quixotic

[ kwik-sot-ik ]
/ kwɪkˈsɒt ɪk /

adjective

extravagantly chivalrous or romantic; visionary, impractical, or impracticable.
impulsive and often rashly unpredictable.
(sometimes initial capital letter) resembling or befitting Don Quixote.
Sometimes quix·ot·i·cal.

Origin of quixotic

First recorded in 1805–15; (Don) Quixote + -ic

Related forms

Word story

Miguel de Cervantes’ novel El Ingenioso Hidalgo Don Quixote de la Mancha ( The Ingenious Gentleman Sir Quixote of La Mancha ), or simply, in English, Don Quixote, was published in two parts, in 1605 and 1615. Full or partial translations of the first part of Don Quixote appeared in English (and French, Italian, and German) by 1612. An English translation of the second part appeared in 1620.
By 1644 Quixote was used as a common noun, that is, “a person inspired by lofty and chivalrous but impractical ideals.” The derivative adjective quixotic, which applies to both persons and actions, appears in the first half of the 18th century. Quixotic has always been ambivalent in its meaning, whether “extravagantly chivalrous or romantic; visionary or impractical,” or “impulsive and often rashly unpredictable.”
The original 17th-century spelling that Cervantes used was Quixote, at that time pronounced kiˈshoʊ-ti (French Quichotte and Italian Chisciotte still maintain the sh- sound). In 1815 the Real Academia Española (Royal Spanish Academy) officially changed the spellings of words with x to j to match the change of the sh- sound to the modern Castilian x- sound, as in Johann Sebastian Bach (bɑx) or the Scots pronunciation of loch (lɒx).
To an American ear, the Don in Don Quixote may come across as the man’s first name, but that is certainly not the case here.
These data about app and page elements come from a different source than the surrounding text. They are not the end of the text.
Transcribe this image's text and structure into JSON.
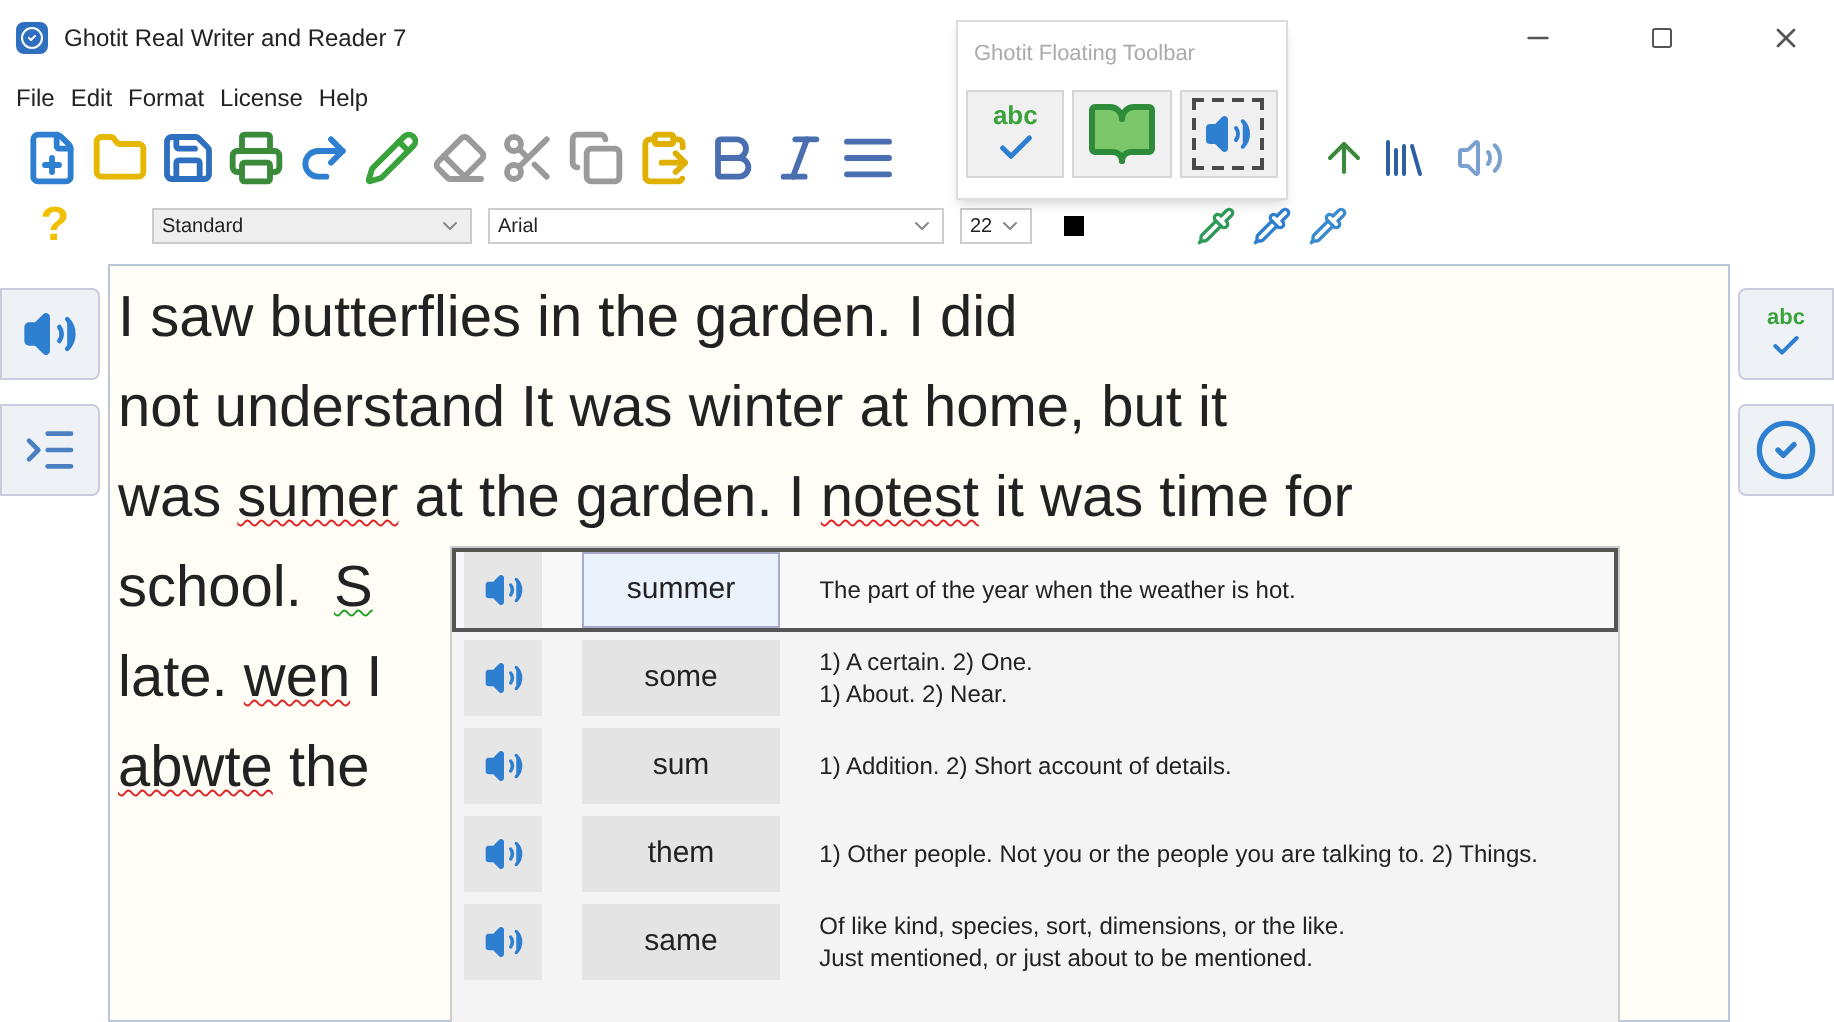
{
  "window": {
    "title": "Ghotit Real Writer and Reader 7"
  },
  "menu": [
    "File",
    "Edit",
    "Format",
    "License",
    "Help"
  ],
  "format_bar": {
    "help_glyph": "?",
    "style": "Standard",
    "font": "Arial",
    "size": "22"
  },
  "floating_toolbar": {
    "title": "Ghotit Floating Toolbar",
    "buttons": [
      {
        "kind": "spell",
        "label": "abc"
      },
      {
        "kind": "reader"
      },
      {
        "kind": "speak"
      }
    ]
  },
  "side_right": {
    "spell_label": "abc"
  },
  "document": {
    "lines": [
      [
        {
          "text": "I saw butterflies in the garden. I did",
          "kind": "plain"
        }
      ],
      [
        {
          "text": "not understand It was winter at home, but it",
          "kind": "plain"
        }
      ],
      [
        {
          "text": "was ",
          "kind": "plain"
        },
        {
          "text": "sumer",
          "kind": "misspelled"
        },
        {
          "text": " at the garden. I ",
          "kind": "plain"
        },
        {
          "text": "notest",
          "kind": "misspelled"
        },
        {
          "text": " it was time for",
          "kind": "plain"
        }
      ],
      [
        {
          "text": "school.  ",
          "kind": "plain"
        },
        {
          "text": "S",
          "kind": "grammar"
        }
      ],
      [
        {
          "text": "late. ",
          "kind": "plain"
        },
        {
          "text": "wen",
          "kind": "misspelled"
        },
        {
          "text": " I",
          "kind": "plain"
        }
      ],
      [
        {
          "text": "abwte",
          "kind": "misspelled"
        },
        {
          "text": " the",
          "kind": "plain"
        }
      ]
    ]
  },
  "suggestions": [
    {
      "word": "summer",
      "meaning": "The part of the year when the weather is hot.",
      "selected": true
    },
    {
      "word": "some",
      "meaning": "1) A certain. 2) One.\n1) About. 2) Near.",
      "selected": false
    },
    {
      "word": "sum",
      "meaning": "1) Addition. 2) Short account of details.",
      "selected": false
    },
    {
      "word": "them",
      "meaning": "1) Other people. Not you or the people you are talking to. 2) Things.",
      "selected": false
    },
    {
      "word": "same",
      "meaning": "Of like kind, species, sort, dimensions, or the like.\nJust mentioned, or just about to be mentioned.",
      "selected": false
    }
  ]
}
In Spanish, don is used as a title of respect and as a common noun meaning “gentleman,” a most appropriate description for Cervantes’ iconic hero. Don, which ultimately derives from Latin dominus “lord, master,” is also familiar as the courtesy title of the head of a crime family or syndicate, especially the Mafia (as in Don Corleone). Don evokes courtesy and respect in England as well, where it is used colloquially at Oxbridge for a head, fellow, or tutor of a college.
Dictionary.com Unabridged Based on the Random House Unabridged Dictionary, © Random House, Inc. 2019

Examples from the Web for quixotic

British Dictionary definitions for quixotic

quixotic

/ (kwɪkˈsɒtɪk) /

adjective

preoccupied with an unrealistically optimistic or chivalrous approach to life; impractically idealistic

Derived Forms

quixotically, adverbquixotism (ˈkwɪksəˌtɪzəm), noun

Word Origin for quixotic

C18: after Don Quixote
Collins English Dictionary - Complete & Unabridged 2012 Digital Edition © William Collins Sons & Co. Ltd. 1979, 1986 © HarperCollins Publishers 1998, 2000, 2003, 2005, 2006, 2007, 2009, 2012